10-5
Figure 11.4 Sales and
Profit Life Cycles
Copyright © 2011 Pearson Education, Inc. Publishing as Prentice Hall
11-6
Figure 11.6 Style, Fashion, and
Fad Life Cycles
Copyright © 2011 Pearson Education, Inc. Publishing as Prentice Hall
11-7
Product Life-Cycle Marketing
Strategies

Marketing Strategies: Growth Stage






Improve product quality and add new product
features and improved styling
Add new models and flanker products
Enter new market segments
Increase distribution coverage and enter new
distribution channels
Shift from product-awareness advertising to
product-preference advertising
Lower prices to attract next layer of price-sensitive
buyers
Copyright © 2009 Pearson Education, Inc. Publishing as Prentice Hall
10-8
Product Life-Cycle Marketing
Strategies
Marketing Strategies: Maturity Stage


Market Modification

Expand number of brand users by:

1.
Converting nonusers
2.
Entering new market segments
3.
Winning competitors’ customers
Convince current users to increase usage by:
1.

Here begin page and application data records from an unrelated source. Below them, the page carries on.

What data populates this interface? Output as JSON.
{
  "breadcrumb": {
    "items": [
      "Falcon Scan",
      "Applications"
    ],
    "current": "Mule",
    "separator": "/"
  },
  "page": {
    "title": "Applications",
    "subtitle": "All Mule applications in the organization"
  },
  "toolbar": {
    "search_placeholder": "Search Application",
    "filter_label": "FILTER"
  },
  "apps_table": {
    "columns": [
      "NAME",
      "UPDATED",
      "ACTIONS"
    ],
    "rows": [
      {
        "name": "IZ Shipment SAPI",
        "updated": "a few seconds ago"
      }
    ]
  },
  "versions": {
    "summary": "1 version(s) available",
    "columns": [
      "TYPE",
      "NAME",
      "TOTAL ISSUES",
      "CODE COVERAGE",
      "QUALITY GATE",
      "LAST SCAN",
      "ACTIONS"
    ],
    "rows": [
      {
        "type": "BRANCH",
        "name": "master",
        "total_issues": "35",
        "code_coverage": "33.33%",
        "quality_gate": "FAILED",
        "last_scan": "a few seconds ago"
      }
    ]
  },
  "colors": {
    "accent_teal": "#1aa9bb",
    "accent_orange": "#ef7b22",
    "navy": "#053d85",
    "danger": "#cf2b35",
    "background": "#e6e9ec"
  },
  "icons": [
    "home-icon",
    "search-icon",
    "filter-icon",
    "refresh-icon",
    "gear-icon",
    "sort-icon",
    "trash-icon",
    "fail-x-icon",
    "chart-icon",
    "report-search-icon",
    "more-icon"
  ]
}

Using the product on more occasions
2.
Using more of the product on each occasion
3.
Using the product in new ways
Copyright © 2009 Pearson Education, Inc. Publishing as Prentice Hall
10-9
Product Life-Cycle Marketing
Strategies
Marketing Strategies: Decline Stage

1.
2.
3.
4.
5.
Increase firm’s investment (to dominate the market and
strengthen its competitive position)
Maintain the firm’s investment level until the uncertainties
about the industry are resolved.
Decrease the firm’s investment level selectively by
dropping unprofitable customer groups, while
simultaneously strengthening the firm’s investment in
lucrative niches
Harvesting (“milking”) the firm’s investment to recover
cash quickly
Divesting the business quickly by disposing of its assets
as advantageously as possible.
Copyright © 2009 Pearson Education, Inc. Publishing as Prentice Hall
10-10
New Ways to Use a Brand
Copyright © 2011 Pearson Education, Inc. Publishing as Prentice Hall
11-11